Earlier this month, a woman pled guilty to credit card fraud after spending over $30,000 of her aunt's money. The woman sought and obtained guardianship over her elderly relative in January 2011, which gave the younger woman access to her aunt's bank accounts. The niece promptly moved over $170,000 dollars into her own accounts, eventually purchasing sunglasses and new tires for her vehicle.
While this is a criminal case, it highlights the need for those involved in the lives of the elderly to keep watch on affairs. Unfortunately, many older people lack the capacity to deal with all of the aspects of daily life, making the elderly reliant on those directly caring for them.
In Minnesota, someone can obtain authority over another person's affairs as either a guardian or conservator. A guardian is granted powers only over those things necessary to ensure proper care, while a conservator has power over the person's estate and financial affairs. Both positions are appointed by the court and can require court oversight to ensure there is no abuse. Either way, the guardian or conservator owes the person he or she is serving a fiduciary duty -- guardians and conservators cannot make certain decisions purely for self-gain.

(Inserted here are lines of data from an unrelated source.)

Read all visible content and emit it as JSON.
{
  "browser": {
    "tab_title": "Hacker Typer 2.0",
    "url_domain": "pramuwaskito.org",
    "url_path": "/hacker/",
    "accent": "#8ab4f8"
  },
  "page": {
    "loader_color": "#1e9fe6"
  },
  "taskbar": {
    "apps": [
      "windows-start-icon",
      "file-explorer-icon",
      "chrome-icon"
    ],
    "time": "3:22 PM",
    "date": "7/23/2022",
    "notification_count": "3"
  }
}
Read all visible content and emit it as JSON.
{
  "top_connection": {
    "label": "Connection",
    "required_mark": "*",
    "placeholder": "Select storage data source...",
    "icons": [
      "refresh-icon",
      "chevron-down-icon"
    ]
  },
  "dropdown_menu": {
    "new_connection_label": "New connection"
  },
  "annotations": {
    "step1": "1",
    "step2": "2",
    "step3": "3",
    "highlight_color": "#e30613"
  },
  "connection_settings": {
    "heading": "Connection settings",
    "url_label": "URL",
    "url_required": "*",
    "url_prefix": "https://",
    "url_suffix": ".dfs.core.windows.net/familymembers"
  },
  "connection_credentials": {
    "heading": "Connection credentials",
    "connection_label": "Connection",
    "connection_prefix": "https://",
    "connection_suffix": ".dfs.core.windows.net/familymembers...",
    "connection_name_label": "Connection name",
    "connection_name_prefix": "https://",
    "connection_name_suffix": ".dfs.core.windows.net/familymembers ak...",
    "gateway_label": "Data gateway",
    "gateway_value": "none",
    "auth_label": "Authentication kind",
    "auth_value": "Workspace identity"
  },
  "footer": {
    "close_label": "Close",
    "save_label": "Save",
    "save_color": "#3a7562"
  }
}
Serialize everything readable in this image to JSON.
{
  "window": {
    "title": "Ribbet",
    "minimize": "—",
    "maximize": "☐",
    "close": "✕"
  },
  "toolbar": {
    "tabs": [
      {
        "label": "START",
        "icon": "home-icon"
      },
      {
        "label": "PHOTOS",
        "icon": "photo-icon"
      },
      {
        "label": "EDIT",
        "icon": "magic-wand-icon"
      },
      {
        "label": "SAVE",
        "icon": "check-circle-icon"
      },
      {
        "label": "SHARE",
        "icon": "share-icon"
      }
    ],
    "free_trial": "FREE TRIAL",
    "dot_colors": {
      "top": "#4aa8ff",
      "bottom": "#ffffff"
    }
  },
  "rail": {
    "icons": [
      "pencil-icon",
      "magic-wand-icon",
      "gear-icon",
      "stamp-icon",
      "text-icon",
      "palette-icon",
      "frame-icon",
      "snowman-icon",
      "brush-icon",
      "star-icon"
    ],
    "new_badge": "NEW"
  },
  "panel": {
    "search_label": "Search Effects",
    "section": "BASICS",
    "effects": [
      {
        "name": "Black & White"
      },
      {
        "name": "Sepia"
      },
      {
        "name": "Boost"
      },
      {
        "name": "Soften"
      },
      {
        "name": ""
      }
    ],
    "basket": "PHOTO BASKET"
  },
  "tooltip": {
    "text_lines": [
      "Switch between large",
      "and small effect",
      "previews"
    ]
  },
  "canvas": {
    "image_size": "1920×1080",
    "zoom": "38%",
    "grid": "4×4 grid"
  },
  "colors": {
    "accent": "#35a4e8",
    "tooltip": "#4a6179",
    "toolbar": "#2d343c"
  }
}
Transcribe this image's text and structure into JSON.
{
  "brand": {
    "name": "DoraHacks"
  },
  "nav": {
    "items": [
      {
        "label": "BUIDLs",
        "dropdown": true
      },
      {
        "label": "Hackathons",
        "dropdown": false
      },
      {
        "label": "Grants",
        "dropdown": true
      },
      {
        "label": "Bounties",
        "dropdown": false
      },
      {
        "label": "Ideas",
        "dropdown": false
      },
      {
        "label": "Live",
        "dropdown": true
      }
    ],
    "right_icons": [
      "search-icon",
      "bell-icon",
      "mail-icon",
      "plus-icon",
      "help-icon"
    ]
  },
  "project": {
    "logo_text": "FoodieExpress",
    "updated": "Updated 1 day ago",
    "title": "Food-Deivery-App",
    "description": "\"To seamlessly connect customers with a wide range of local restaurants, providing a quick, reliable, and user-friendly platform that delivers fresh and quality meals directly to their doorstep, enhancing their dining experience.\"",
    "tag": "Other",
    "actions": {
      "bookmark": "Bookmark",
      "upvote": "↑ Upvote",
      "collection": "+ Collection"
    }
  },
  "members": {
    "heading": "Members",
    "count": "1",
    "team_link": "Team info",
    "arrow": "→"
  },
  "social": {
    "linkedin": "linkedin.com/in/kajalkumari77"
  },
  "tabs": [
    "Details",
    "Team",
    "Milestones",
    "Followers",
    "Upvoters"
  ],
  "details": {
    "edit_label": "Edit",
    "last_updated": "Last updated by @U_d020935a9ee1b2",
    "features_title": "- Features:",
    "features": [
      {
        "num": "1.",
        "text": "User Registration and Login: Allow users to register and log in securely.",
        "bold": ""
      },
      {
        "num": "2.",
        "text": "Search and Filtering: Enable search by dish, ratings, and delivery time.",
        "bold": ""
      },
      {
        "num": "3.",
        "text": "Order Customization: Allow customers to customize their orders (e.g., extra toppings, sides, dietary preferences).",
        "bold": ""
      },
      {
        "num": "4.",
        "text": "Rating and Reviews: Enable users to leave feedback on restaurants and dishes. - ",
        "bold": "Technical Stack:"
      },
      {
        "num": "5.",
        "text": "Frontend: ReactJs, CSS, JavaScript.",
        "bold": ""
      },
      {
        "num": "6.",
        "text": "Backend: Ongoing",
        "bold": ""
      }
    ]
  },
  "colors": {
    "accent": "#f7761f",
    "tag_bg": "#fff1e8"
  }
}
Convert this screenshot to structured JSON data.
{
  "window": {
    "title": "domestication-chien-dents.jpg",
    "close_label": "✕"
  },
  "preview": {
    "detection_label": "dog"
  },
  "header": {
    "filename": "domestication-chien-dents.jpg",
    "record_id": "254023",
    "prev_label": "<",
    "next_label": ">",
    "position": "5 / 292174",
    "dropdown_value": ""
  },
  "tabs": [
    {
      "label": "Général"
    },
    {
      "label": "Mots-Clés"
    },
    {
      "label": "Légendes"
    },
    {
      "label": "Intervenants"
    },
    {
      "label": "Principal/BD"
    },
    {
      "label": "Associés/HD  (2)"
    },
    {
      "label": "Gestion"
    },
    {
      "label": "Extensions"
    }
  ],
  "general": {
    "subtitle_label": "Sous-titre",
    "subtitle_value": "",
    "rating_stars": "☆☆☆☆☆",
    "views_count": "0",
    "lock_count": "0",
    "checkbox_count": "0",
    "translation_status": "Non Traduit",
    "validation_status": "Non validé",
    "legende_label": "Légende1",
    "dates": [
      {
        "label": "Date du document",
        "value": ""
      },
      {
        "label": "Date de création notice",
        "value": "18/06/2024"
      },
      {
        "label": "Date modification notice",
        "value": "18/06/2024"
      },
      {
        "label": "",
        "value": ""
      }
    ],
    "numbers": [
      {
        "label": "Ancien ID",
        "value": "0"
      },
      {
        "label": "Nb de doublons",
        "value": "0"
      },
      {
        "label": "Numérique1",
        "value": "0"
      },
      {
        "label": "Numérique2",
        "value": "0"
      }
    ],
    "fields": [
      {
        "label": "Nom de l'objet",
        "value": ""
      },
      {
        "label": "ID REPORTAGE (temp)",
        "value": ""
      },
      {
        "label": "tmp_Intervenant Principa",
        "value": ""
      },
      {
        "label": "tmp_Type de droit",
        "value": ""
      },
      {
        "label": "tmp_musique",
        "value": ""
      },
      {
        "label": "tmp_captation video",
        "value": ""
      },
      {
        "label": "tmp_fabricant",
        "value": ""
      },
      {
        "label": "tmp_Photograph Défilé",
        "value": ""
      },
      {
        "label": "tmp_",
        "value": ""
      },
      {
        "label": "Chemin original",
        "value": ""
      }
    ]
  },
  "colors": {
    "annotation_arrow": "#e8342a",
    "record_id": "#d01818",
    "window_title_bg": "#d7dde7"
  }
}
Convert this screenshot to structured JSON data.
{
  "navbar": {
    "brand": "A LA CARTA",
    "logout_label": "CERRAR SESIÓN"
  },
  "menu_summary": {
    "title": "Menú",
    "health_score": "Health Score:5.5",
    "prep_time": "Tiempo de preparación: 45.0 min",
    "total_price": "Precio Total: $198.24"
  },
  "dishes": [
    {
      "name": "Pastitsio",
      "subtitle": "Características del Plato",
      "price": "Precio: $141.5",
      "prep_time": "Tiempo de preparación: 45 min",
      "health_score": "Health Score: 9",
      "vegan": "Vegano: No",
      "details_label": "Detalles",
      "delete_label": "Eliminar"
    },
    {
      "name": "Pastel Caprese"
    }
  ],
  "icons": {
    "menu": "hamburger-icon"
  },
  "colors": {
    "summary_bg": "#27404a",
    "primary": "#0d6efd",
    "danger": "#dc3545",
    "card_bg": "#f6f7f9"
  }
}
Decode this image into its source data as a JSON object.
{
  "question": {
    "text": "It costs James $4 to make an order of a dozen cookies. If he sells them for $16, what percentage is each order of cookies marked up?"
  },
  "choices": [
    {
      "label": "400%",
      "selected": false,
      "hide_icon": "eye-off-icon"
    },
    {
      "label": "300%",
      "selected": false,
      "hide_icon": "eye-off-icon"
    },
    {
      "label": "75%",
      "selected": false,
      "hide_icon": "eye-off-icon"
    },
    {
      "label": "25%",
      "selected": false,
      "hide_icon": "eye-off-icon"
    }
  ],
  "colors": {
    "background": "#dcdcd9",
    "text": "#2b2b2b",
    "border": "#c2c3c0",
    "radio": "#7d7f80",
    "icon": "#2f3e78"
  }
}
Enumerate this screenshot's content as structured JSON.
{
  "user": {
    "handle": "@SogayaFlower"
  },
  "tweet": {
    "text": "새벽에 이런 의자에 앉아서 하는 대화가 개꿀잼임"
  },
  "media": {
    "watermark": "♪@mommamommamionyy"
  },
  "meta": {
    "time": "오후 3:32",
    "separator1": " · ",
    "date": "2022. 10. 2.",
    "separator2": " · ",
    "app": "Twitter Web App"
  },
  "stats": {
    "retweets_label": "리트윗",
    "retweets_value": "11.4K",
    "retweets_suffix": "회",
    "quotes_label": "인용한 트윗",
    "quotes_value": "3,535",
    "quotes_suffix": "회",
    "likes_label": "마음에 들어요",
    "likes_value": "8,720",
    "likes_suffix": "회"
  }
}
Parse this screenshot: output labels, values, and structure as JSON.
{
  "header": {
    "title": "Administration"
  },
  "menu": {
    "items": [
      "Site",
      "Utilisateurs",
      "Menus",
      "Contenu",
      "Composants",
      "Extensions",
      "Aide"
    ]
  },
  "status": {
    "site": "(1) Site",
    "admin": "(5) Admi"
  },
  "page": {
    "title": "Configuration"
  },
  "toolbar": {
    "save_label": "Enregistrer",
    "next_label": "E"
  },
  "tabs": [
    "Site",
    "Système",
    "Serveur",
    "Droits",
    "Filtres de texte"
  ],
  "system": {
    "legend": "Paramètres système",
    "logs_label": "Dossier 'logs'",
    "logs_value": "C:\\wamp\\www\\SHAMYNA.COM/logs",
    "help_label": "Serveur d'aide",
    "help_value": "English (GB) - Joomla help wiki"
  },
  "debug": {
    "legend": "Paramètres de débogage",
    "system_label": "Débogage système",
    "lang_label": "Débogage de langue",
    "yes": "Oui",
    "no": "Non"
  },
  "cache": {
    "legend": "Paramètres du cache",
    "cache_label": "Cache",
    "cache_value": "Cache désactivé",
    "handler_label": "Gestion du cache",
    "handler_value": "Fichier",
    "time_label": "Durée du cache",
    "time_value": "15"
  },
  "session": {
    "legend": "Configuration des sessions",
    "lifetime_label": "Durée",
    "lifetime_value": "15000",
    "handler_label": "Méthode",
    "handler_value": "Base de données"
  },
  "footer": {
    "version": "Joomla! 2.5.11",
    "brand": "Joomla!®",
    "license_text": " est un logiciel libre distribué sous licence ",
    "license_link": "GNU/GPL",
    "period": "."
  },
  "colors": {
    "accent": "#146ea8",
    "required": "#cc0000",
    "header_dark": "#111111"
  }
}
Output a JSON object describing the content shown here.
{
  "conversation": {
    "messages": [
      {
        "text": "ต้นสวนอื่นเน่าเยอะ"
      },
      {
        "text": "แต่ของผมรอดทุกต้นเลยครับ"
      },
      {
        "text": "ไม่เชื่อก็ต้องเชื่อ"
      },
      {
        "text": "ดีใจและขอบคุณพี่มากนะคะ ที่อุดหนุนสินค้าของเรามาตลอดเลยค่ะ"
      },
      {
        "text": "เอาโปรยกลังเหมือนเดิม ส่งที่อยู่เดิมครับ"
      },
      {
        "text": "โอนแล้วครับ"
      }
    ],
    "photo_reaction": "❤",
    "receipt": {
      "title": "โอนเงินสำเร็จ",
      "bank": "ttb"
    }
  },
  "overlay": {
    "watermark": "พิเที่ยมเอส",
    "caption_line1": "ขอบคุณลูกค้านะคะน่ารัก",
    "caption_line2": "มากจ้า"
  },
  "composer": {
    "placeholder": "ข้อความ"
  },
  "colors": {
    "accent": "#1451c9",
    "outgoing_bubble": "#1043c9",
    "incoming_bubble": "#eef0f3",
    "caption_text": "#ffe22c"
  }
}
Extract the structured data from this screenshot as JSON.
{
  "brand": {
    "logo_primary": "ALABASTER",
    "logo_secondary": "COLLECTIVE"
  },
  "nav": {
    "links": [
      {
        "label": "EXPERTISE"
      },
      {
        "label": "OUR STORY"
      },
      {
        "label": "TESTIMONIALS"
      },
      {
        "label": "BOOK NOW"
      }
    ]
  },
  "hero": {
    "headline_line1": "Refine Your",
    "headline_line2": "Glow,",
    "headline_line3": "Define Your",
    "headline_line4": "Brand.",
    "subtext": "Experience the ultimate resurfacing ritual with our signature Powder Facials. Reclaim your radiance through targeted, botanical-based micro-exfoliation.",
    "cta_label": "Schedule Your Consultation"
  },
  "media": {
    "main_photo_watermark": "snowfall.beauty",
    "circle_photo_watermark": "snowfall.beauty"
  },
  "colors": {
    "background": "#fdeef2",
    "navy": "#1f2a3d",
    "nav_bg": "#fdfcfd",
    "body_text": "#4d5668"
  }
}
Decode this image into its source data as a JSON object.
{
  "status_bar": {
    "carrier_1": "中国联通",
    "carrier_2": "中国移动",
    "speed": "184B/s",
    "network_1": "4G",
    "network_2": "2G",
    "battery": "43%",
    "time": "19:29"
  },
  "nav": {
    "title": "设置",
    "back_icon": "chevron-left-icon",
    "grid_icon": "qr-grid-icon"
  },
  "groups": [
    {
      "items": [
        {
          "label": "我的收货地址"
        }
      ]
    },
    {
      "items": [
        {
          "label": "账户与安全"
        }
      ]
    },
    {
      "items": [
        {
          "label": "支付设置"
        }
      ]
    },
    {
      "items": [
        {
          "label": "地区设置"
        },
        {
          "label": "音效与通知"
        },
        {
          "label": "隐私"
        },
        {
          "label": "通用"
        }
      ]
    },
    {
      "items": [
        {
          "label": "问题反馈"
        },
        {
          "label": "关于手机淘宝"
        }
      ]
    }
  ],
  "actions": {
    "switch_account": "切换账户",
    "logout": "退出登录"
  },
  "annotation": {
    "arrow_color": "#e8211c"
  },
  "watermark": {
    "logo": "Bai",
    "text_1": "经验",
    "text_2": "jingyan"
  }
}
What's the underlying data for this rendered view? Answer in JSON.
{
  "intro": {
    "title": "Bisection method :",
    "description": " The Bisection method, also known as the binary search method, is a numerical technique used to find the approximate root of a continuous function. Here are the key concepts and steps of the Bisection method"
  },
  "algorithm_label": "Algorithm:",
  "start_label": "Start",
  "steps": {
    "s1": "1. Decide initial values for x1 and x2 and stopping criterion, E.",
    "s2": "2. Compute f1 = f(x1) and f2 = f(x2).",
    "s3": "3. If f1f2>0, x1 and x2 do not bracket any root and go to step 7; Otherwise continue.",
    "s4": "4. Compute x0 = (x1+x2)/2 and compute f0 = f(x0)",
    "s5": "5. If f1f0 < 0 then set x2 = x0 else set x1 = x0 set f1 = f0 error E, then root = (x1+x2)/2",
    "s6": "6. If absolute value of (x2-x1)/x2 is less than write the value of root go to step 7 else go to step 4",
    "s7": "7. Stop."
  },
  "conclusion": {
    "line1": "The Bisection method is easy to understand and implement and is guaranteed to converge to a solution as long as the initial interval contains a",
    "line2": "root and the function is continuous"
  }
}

Source: TriCities.com, "Gray woman pleads guilty to stealing more than $30K from elderly woman," Feb. 9, 2012